→ Problem to solve
Although the entries contain pictures, your copy should hold only their exact text.

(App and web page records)
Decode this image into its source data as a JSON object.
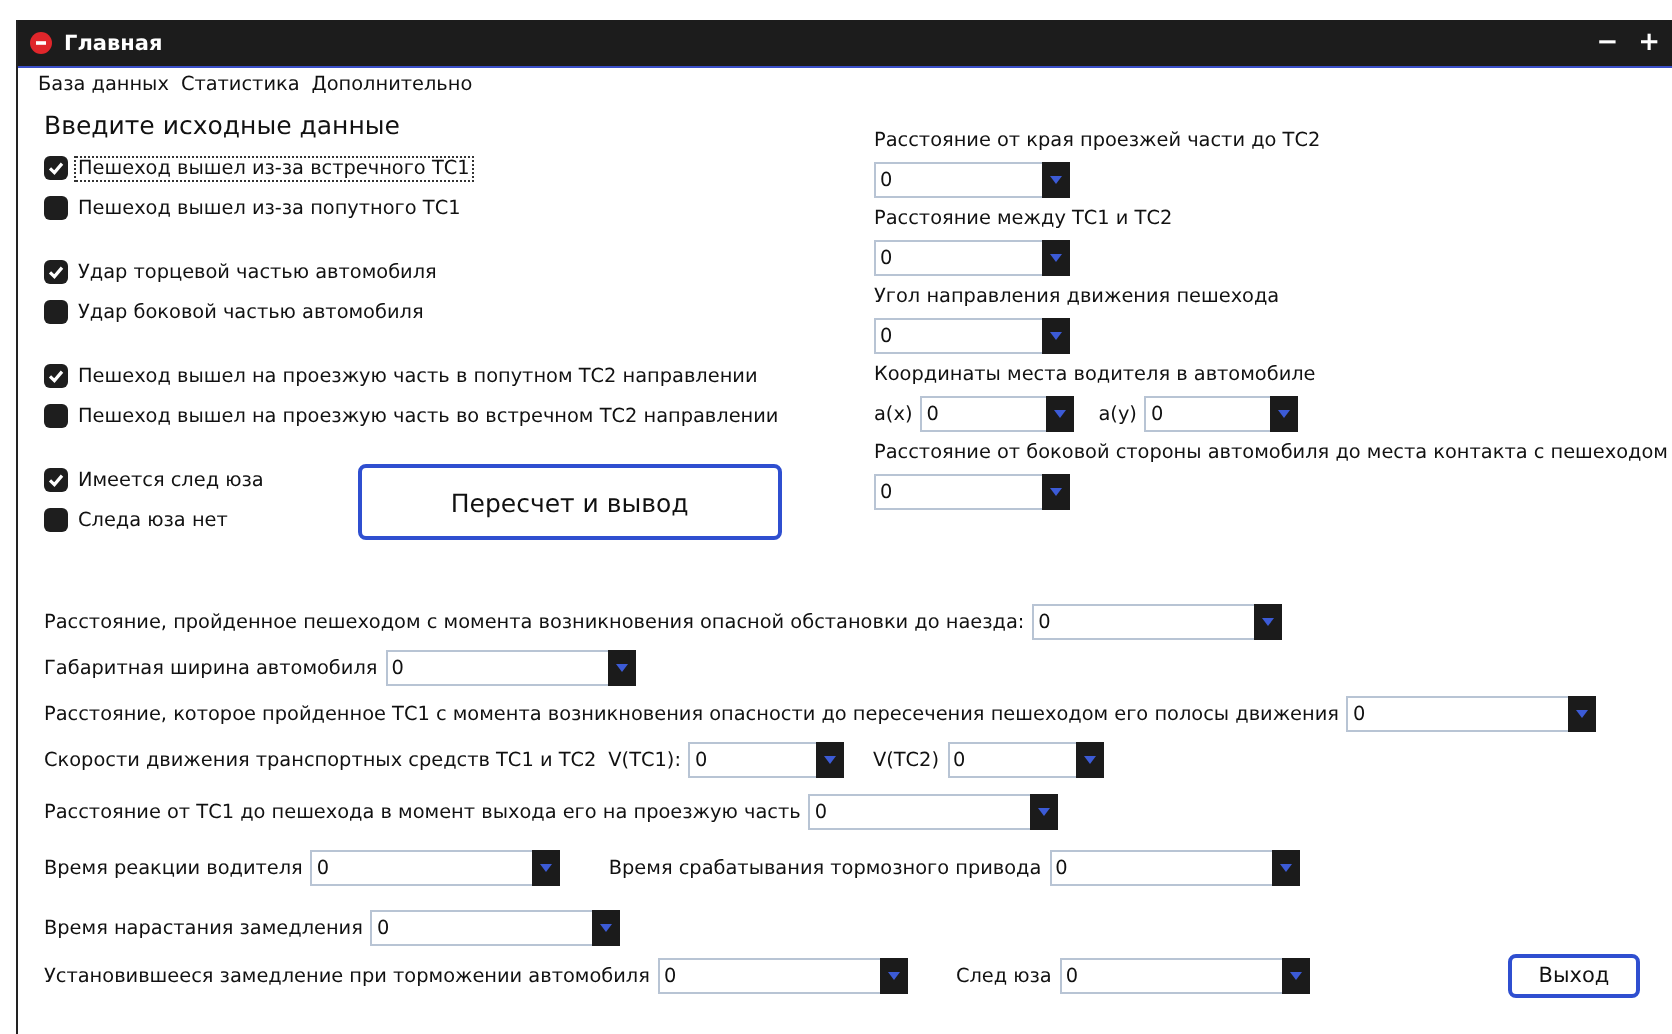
{
  "window": {
    "title": "Главная",
    "controls": [
      "−",
      "+"
    ]
  },
  "menu": [
    "База данных",
    "Статистика",
    "Дополнительно"
  ],
  "heading": "Введите исходные данные",
  "checkbox_groups": [
    [
      {
        "label": "Пешеход вышел из-за встречного ТС1",
        "checked": true,
        "focused": true
      },
      {
        "label": "Пешеход вышел из-за попутного ТС1",
        "checked": false,
        "focused": false
      }
    ],
    [
      {
        "label": "Удар торцевой частью автомобиля",
        "checked": true,
        "focused": false
      },
      {
        "label": "Удар боковой частью автомобиля",
        "checked": false,
        "focused": false
      }
    ],
    [
      {
        "label": "Пешеход вышел на проезжую часть в попутном ТС2 направлении",
        "checked": true,
        "focused": false
      },
      {
        "label": "Пешеход вышел на проезжую часть во встречном ТС2 направлении",
        "checked": false,
        "focused": false
      }
    ],
    [
      {
        "label": "Имеется след юза",
        "checked": true,
        "focused": false
      },
      {
        "label": "Следа юза нет",
        "checked": false,
        "focused": false
      }
    ]
  ],
  "recalc_button": "Пересчет и вывод",
  "right_fields": [
    {
      "label": "Расстояние от края проезжей части до ТС2",
      "value": "0"
    },
    {
      "label": "Расстояние между ТС1 и ТС2",
      "value": "0"
    },
    {
      "label": "Угол направления движения пешехода",
      "value": "0"
    },
    {
      "label": "Координаты места водителя в автомобиле",
      "fields": [
        {
          "label": "a(x)",
          "value": "0"
        },
        {
          "label": "a(y)",
          "value": "0"
        }
      ]
    },
    {
      "label": "Расстояние от боковой стороны автомобиля до места контакта с пешеходом",
      "value": "0"
    }
  ],
  "rows": [
    [
      {
        "label": "Расстояние, пройденное пешеходом с момента возникновения опасной обстановки до наезда:",
        "value": "0"
      }
    ],
    [
      {
        "label": "Габаритная ширина автомобиля",
        "value": "0"
      }
    ],
    [
      {
        "label": "Расстояние, которое пройденное ТС1 с момента возникновения опасности до пересечения пешеходом его полосы движения",
        "value": "0"
      }
    ],
    [
      {
        "label": "Скорости движения транспортных средств ТС1 и ТС2",
        "fields": [
          {
            "label": "V(ТС1):",
            "value": "0"
          },
          {
            "label": "V(ТС2)",
            "value": "0"
          }
        ]
      }
    ],
    [
      {
        "label": "Расстояние от ТС1 до пешехода в момент выхода его на проезжую часть",
        "value": "0"
      }
    ],
    [
      {
        "label": "Время реакции водителя",
        "value": "0"
      },
      {
        "label": "Время срабатывания тормозного привода",
        "value": "0"
      }
    ],
    [
      {
        "label": "Время нарастания замедления",
        "value": "0"
      }
    ],
    [
      {
        "label": "Установившееся замедление при торможении автомобиля",
        "value": "0"
      },
      {
        "label": "След юза",
        "value": "0"
      }
    ]
  ],
  "exit_button": "Выход"
}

→ Answer below
Decode this image into its source data as a JSON object.
{
  "window": {
    "title": "Главная",
    "controls": [
      "−",
      "+"
    ]
  },
  "menu": [
    "База данных",
    "Статистика",
    "Дополнительно"
  ],
  "heading": "Введите исходные данные",
  "checkbox_groups": [
    [
      {
        "label": "Пешеход вышел из-за встречного ТС1",
        "checked": true,
        "focused": true
      },
      {
        "label": "Пешеход вышел из-за попутного ТС1",
        "checked": false,
        "focused": false
      }
    ],
    [
      {
        "label": "Удар торцевой частью автомобиля",
        "checked": true,
        "focused": false
      },
      {
        "label": "Удар боковой частью автомобиля",
        "checked": false,
        "focused": false
      }
    ],
    [
      {
        "label": "Пешеход вышел на проезжую часть в попутном ТС2 направлении",
        "checked": true,
        "focused": false
      },
      {
        "label": "Пешеход вышел на проезжую часть во встречном ТС2 направлении",
        "checked": false,
        "focused": false
      }
    ],
    [
      {
        "label": "Имеется след юза",
        "checked": true,
        "focused": false
      },
      {
        "label": "Следа юза нет",
        "checked": false,
        "focused": false
      }
    ]
  ],
  "recalc_button": "Пересчет и вывод",
  "right_fields": [
    {
      "label": "Расстояние от края проезжей части до ТС2",
      "value": "0"
    },
    {
      "label": "Расстояние между ТС1 и ТС2",
      "value": "0"
    },
    {
      "label": "Угол направления движения пешехода",
      "value": "0"
    },
    {
      "label": "Координаты места водителя в автомобиле",
      "fields": [
        {
          "label": "a(x)",
          "value": "0"
        },
        {
          "label": "a(y)",
          "value": "0"
        }
      ]
    },
    {
      "label": "Расстояние от боковой стороны автомобиля до места контакта с пешеходом",
      "value": "0"
    }
  ],
  "rows": [
    [
      {
        "label": "Расстояние, пройденное пешеходом с момента возникновения опасной обстановки до наезда:",
        "value": "0"
      }
    ],
    [
      {
        "label": "Габаритная ширина автомобиля",
        "value": "0"
      }
    ],
    [
      {
        "label": "Расстояние, которое пройденное ТС1 с момента возникновения опасности до пересечения пешеходом его полосы движения",
        "value": "0"
      }
    ],
    [
      {
        "label": "Скорости движения транспортных средств ТС1 и ТС2",
        "fields": [
          {
            "label": "V(ТС1):",
            "value": "0"
          },
          {
            "label": "V(ТС2)",
            "value": "0"
          }
        ]
      }
    ],
    [
      {
        "label": "Расстояние от ТС1 до пешехода в момент выхода его на проезжую часть",
        "value": "0"
      }
    ],
    [
      {
        "label": "Время реакции водителя",
        "value": "0"
      },
      {
        "label": "Время срабатывания тормозного привода",
        "value": "0"
      }
    ],
    [
      {
        "label": "Время нарастания замедления",
        "value": "0"
      }
    ],
    [
      {
        "label": "Установившееся замедление при торможении автомобиля",
        "value": "0"
      },
      {
        "label": "След юза",
        "value": "0"
      }
    ]
  ],
  "exit_button": "Выход"
}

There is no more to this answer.